I was impressed by the accuracy of the wedding scene in particular, in terms of the traditional aspects.
I really care about it. I just wanted to get it right. I’m very respectful and I feel a duty to getting this story right, to represent the Jewish faith. It’s really tricky. There’s a responsibility that comes with it that’s different than tap dancing and throwing books. It struck me in a more adult way.
There are so many elements in your production that strike me as having been directly influenced by Hal Prince’s Cabaret, and Bob Fosse’s version of Cabaret, and certainly Brecht. Can you talk about that?
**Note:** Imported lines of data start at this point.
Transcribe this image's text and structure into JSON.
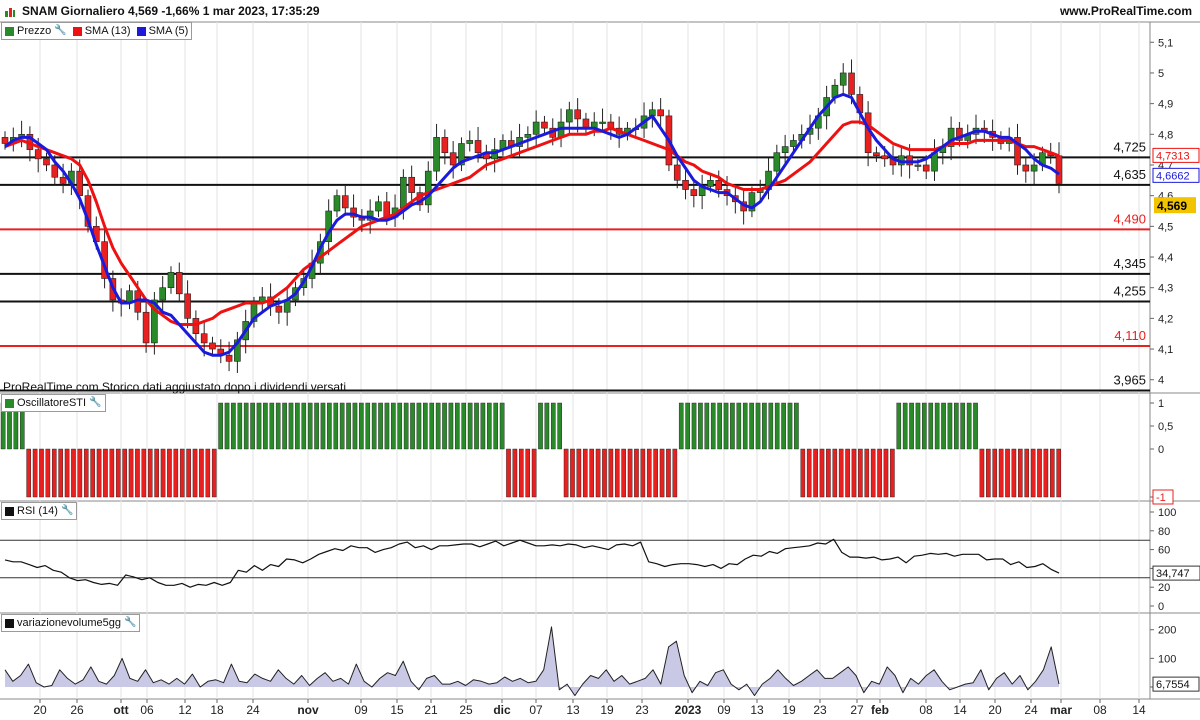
{
  "header": {
    "title": "SNAM Giornaliero 4,569 -1,66% 1 mar 2023, 17:35:29",
    "site": "www.ProRealTime.com"
  },
  "note": "ProRealTime.com Storico dati aggiustato dopo i dividendi versati",
  "legends": {
    "price": "Prezzo",
    "sma13": "SMA (13)",
    "sma5": "SMA (5)",
    "osc": "OscillatoreSTI",
    "rsi": "RSI (14)",
    "vol": "variazionevolume5gg"
  },
  "colors": {
    "up": "#2a8a2a",
    "down": "#e82020",
    "sma13": "#ee1111",
    "sma5": "#1a1adc",
    "volFill": "#c9c9e6"
  },
  "chart_data": [
    {
      "panel": "price",
      "type": "candlestick",
      "y_ticks": [
        "4",
        "4,1",
        "4,2",
        "4,3",
        "4,4",
        "4,5",
        "4,6",
        "4,7",
        "4,8",
        "4,9",
        "5",
        "5,1"
      ],
      "ylim": [
        3.96,
        5.14
      ],
      "x_ticks": [
        "20",
        "26",
        "ott",
        "06",
        "12",
        "18",
        "24",
        "nov",
        "09",
        "15",
        "21",
        "25",
        "dic",
        "07",
        "13",
        "19",
        "23",
        "2023",
        "09",
        "13",
        "19",
        "23",
        "27",
        "feb",
        "08",
        "14",
        "20",
        "24",
        "mar",
        "08",
        "14"
      ],
      "levels": [
        {
          "value": 4.725,
          "label": "4,725",
          "color": "black"
        },
        {
          "value": 4.635,
          "label": "4,635",
          "color": "black"
        },
        {
          "value": 4.49,
          "label": "4,490",
          "color": "red"
        },
        {
          "value": 4.345,
          "label": "4,345",
          "color": "black"
        },
        {
          "value": 4.255,
          "label": "4,255",
          "color": "black"
        },
        {
          "value": 4.11,
          "label": "4,110",
          "color": "red"
        },
        {
          "value": 3.965,
          "label": "3,965",
          "color": "black"
        }
      ],
      "last_values": [
        {
          "label": "4,7313",
          "value": 4.7313,
          "series": "sma13"
        },
        {
          "label": "4,6662",
          "value": 4.6662,
          "series": "sma5"
        },
        {
          "label": "4,569",
          "value": 4.569,
          "series": "price"
        }
      ],
      "close": [
        4.77,
        4.79,
        4.8,
        4.75,
        4.72,
        4.7,
        4.66,
        4.64,
        4.68,
        4.6,
        4.5,
        4.45,
        4.33,
        4.26,
        4.25,
        4.29,
        4.22,
        4.12,
        4.26,
        4.3,
        4.35,
        4.28,
        4.2,
        4.15,
        4.12,
        4.1,
        4.08,
        4.06,
        4.13,
        4.19,
        4.25,
        4.27,
        4.24,
        4.22,
        4.26,
        4.3,
        4.33,
        4.38,
        4.45,
        4.55,
        4.6,
        4.56,
        4.53,
        4.52,
        4.55,
        4.58,
        4.53,
        4.56,
        4.66,
        4.61,
        4.57,
        4.68,
        4.79,
        4.74,
        4.7,
        4.77,
        4.78,
        4.74,
        4.72,
        4.75,
        4.78,
        4.76,
        4.79,
        4.8,
        4.84,
        4.82,
        4.79,
        4.84,
        4.88,
        4.85,
        4.82,
        4.84,
        4.84,
        4.82,
        4.8,
        4.82,
        4.82,
        4.86,
        4.88,
        4.86,
        4.7,
        4.65,
        4.62,
        4.6,
        4.63,
        4.65,
        4.62,
        4.6,
        4.58,
        4.55,
        4.61,
        4.62,
        4.68,
        4.74,
        4.76,
        4.78,
        4.8,
        4.82,
        4.86,
        4.92,
        4.96,
        5.0,
        4.93,
        4.87,
        4.74,
        4.73,
        4.72,
        4.7,
        4.73,
        4.7,
        4.7,
        4.68,
        4.74,
        4.76,
        4.82,
        4.78,
        4.8,
        4.82,
        4.81,
        4.79,
        4.77,
        4.79,
        4.7,
        4.68,
        4.7,
        4.74,
        4.73,
        4.64
      ],
      "sma13": [
        4.76,
        4.77,
        4.78,
        4.77,
        4.76,
        4.75,
        4.74,
        4.73,
        4.72,
        4.7,
        4.65,
        4.58,
        4.5,
        4.43,
        4.38,
        4.34,
        4.3,
        4.26,
        4.23,
        4.21,
        4.19,
        4.18,
        4.18,
        4.18,
        4.19,
        4.2,
        4.22,
        4.23,
        4.24,
        4.25,
        4.25,
        4.25,
        4.26,
        4.28,
        4.3,
        4.33,
        4.36,
        4.38,
        4.4,
        4.42,
        4.44,
        4.46,
        4.48,
        4.5,
        4.51,
        4.52,
        4.53,
        4.54,
        4.56,
        4.58,
        4.6,
        4.61,
        4.62,
        4.63,
        4.64,
        4.65,
        4.66,
        4.68,
        4.7,
        4.71,
        4.72,
        4.73,
        4.74,
        4.75,
        4.76,
        4.77,
        4.78,
        4.79,
        4.8,
        4.8,
        4.8,
        4.81,
        4.81,
        4.82,
        4.81,
        4.8,
        4.79,
        4.78,
        4.77,
        4.76,
        4.75,
        4.73,
        4.71,
        4.7,
        4.68,
        4.67,
        4.66,
        4.64,
        4.63,
        4.62,
        4.62,
        4.62,
        4.63,
        4.64,
        4.65,
        4.67,
        4.69,
        4.71,
        4.74,
        4.77,
        4.8,
        4.83,
        4.84,
        4.84,
        4.83,
        4.81,
        4.79,
        4.77,
        4.76,
        4.75,
        4.75,
        4.75,
        4.75,
        4.76,
        4.77,
        4.77,
        4.77,
        4.78,
        4.78,
        4.78,
        4.78,
        4.78,
        4.77,
        4.76,
        4.76,
        4.75,
        4.74,
        4.73
      ],
      "sma5": [
        4.76,
        4.78,
        4.79,
        4.79,
        4.77,
        4.75,
        4.71,
        4.68,
        4.64,
        4.59,
        4.52,
        4.44,
        4.37,
        4.3,
        4.25,
        4.25,
        4.26,
        4.26,
        4.25,
        4.22,
        4.21,
        4.18,
        4.15,
        4.12,
        4.09,
        4.08,
        4.08,
        4.09,
        4.12,
        4.16,
        4.2,
        4.22,
        4.24,
        4.25,
        4.26,
        4.28,
        4.32,
        4.37,
        4.43,
        4.48,
        4.52,
        4.54,
        4.54,
        4.53,
        4.53,
        4.52,
        4.52,
        4.53,
        4.55,
        4.57,
        4.58,
        4.6,
        4.63,
        4.66,
        4.69,
        4.71,
        4.72,
        4.73,
        4.74,
        4.74,
        4.75,
        4.76,
        4.77,
        4.78,
        4.79,
        4.8,
        4.81,
        4.82,
        4.82,
        4.82,
        4.82,
        4.82,
        4.81,
        4.8,
        4.79,
        4.8,
        4.82,
        4.84,
        4.86,
        4.82,
        4.78,
        4.73,
        4.69,
        4.65,
        4.63,
        4.62,
        4.61,
        4.61,
        4.59,
        4.57,
        4.56,
        4.58,
        4.62,
        4.66,
        4.7,
        4.74,
        4.78,
        4.82,
        4.86,
        4.89,
        4.92,
        4.93,
        4.92,
        4.87,
        4.82,
        4.78,
        4.75,
        4.72,
        4.71,
        4.71,
        4.71,
        4.72,
        4.74,
        4.76,
        4.78,
        4.79,
        4.8,
        4.81,
        4.81,
        4.8,
        4.79,
        4.79,
        4.77,
        4.75,
        4.72,
        4.7,
        4.69,
        4.67
      ]
    },
    {
      "panel": "oscillator",
      "type": "bar",
      "y_ticks": [
        "1",
        "0,5",
        "0",
        "-1"
      ],
      "last_value_label": "-1",
      "ylim": [
        -1,
        1
      ],
      "values": [
        1,
        1,
        1,
        1,
        -1,
        -1,
        -1,
        -1,
        -1,
        -1,
        -1,
        -1,
        -1,
        -1,
        -1,
        -1,
        -1,
        -1,
        -1,
        -1,
        -1,
        -1,
        -1,
        -1,
        -1,
        -1,
        -1,
        -1,
        -1,
        -1,
        -1,
        -1,
        -1,
        -1,
        1,
        1,
        1,
        1,
        1,
        1,
        1,
        1,
        1,
        1,
        1,
        1,
        1,
        1,
        1,
        1,
        1,
        1,
        1,
        1,
        1,
        1,
        1,
        1,
        1,
        1,
        1,
        1,
        1,
        1,
        1,
        1,
        1,
        1,
        1,
        1,
        1,
        1,
        1,
        1,
        1,
        1,
        1,
        1,
        1,
        -1,
        -1,
        -1,
        -1,
        -1,
        1,
        1,
        1,
        1,
        -1,
        -1,
        -1,
        -1,
        -1,
        -1,
        -1,
        -1,
        -1,
        -1,
        -1,
        -1,
        -1,
        -1,
        -1,
        -1,
        -1,
        -1,
        1,
        1,
        1,
        1,
        1,
        1,
        1,
        1,
        1,
        1,
        1,
        1,
        1,
        1,
        1,
        1,
        1,
        1,
        1,
        -1,
        -1,
        -1,
        -1,
        -1,
        -1,
        -1,
        -1,
        -1,
        -1,
        -1,
        -1,
        -1,
        -1,
        -1,
        1,
        1,
        1,
        1,
        1,
        1,
        1,
        1,
        1,
        1,
        1,
        1,
        1,
        -1,
        -1,
        -1,
        -1,
        -1,
        -1,
        -1,
        -1,
        -1,
        -1,
        -1,
        -1,
        -1
      ]
    },
    {
      "panel": "rsi",
      "type": "line",
      "y_ticks": [
        "100",
        "80",
        "60",
        "40",
        "20",
        "0"
      ],
      "ylim": [
        0,
        100
      ],
      "levels": [
        70,
        30
      ],
      "last_value_label": "34,747",
      "values": [
        49,
        47,
        47,
        44,
        41,
        43,
        38,
        36,
        30,
        27,
        28,
        25,
        23,
        24,
        22,
        33,
        31,
        28,
        30,
        25,
        22,
        22,
        24,
        20,
        23,
        22,
        25,
        22,
        25,
        38,
        36,
        43,
        38,
        44,
        42,
        50,
        49,
        46,
        50,
        55,
        58,
        61,
        59,
        64,
        62,
        62,
        57,
        60,
        62,
        66,
        68,
        62,
        64,
        60,
        64,
        64,
        65,
        66,
        66,
        63,
        66,
        69,
        64,
        67,
        70,
        67,
        64,
        64,
        65,
        64,
        66,
        65,
        62,
        64,
        62,
        60,
        65,
        66,
        64,
        68,
        47,
        45,
        42,
        44,
        45,
        45,
        44,
        42,
        44,
        40,
        45,
        44,
        50,
        54,
        53,
        58,
        56,
        61,
        62,
        63,
        64,
        67,
        66,
        71,
        57,
        52,
        52,
        51,
        52,
        49,
        50,
        52,
        46,
        53,
        54,
        56,
        55,
        56,
        53,
        55,
        55,
        55,
        49,
        50,
        50,
        44,
        47,
        41,
        42,
        45,
        39,
        35
      ]
    },
    {
      "panel": "volume",
      "type": "area",
      "y_ticks": [
        "200",
        "100",
        "0"
      ],
      "ylim": [
        -35,
        220
      ],
      "last_value_label": "6,7554",
      "values": [
        60,
        20,
        40,
        80,
        15,
        0,
        5,
        60,
        30,
        10,
        25,
        70,
        20,
        10,
        40,
        100,
        30,
        20,
        60,
        15,
        25,
        10,
        30,
        10,
        45,
        0,
        20,
        25,
        15,
        80,
        20,
        15,
        45,
        30,
        20,
        60,
        30,
        10,
        40,
        5,
        30,
        50,
        20,
        30,
        10,
        80,
        20,
        0,
        30,
        50,
        40,
        90,
        20,
        -10,
        30,
        40,
        10,
        10,
        20,
        5,
        25,
        20,
        10,
        15,
        35,
        20,
        30,
        15,
        20,
        60,
        210,
        -10,
        10,
        -30,
        10,
        40,
        30,
        60,
        20,
        40,
        10,
        20,
        30,
        60,
        10,
        140,
        160,
        40,
        -20,
        20,
        5,
        50,
        60,
        10,
        -10,
        10,
        -30,
        10,
        30,
        60,
        30,
        5,
        20,
        40,
        60,
        30,
        30,
        50,
        70,
        40,
        -20,
        20,
        10,
        70,
        40,
        -20,
        30,
        10,
        40,
        60,
        20,
        -10,
        0,
        10,
        15,
        60,
        -10,
        30,
        50,
        10,
        40,
        -10,
        20,
        60,
        140,
        10
      ]
    }
  ]
}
That’s actually a good question. It’s kind of astute. I was hoping no one noticed! [Laughs] The parallels are interesting and were there in my mind. Between the downtown run and Broadway, I went back and watched Bob Fosse’s movie of Cabaret because I was looking for a prototype that entertained and then terrified. A lot of my thoughts were based on that movie. What I loved about it was, it layered things. Our rally scene: Downtown, I did one thing at a time. Uptown, I had more crossovers. I had different flags. I had different video content. Fosse does that brilliant thing where they’re walking down the street and you see a incidentally see a Swastika. He was always layering. A message was always buried somewhere. I’m embarrassed that I wasn’t sophisticated enough to layer it like that downtown. Uptown, I think we all just knew it better and were more on top of the material.
The shiny black box of a set was always there. It has to do two things: it does have to entertain you, and like a fun house, it also has to terrify you and be this inky black world where people can just walk in and out of it. And because it’s a memory play, and Chip’s character doesn’t want to remember the whole thing, I wanted fractured images. I’m also holding the giant mirror up to the audience. The Machiavellian part of the direction is making everyone look in the mirror to say that they’re letting it happen. This is about bearing witness and holding the audience accountable.
I find it very moving. On opening night, I had to give a speech so I was digging my nails into my hands. Having to give a speech is a nightmare, but I had to say thank you to those fellas. They really deserved it. They never gave up after 30 years of disappointments and speed bumps, so to be able to deliver the gift of this show for them at this particular time, I just love it. And having been a chorus boy in Copacabana, I never could have seen this coming. I never could have predicted in my wildest dreams that I would find myself directing their Broadway show 30 years later. It’s a highly emotional endeavor.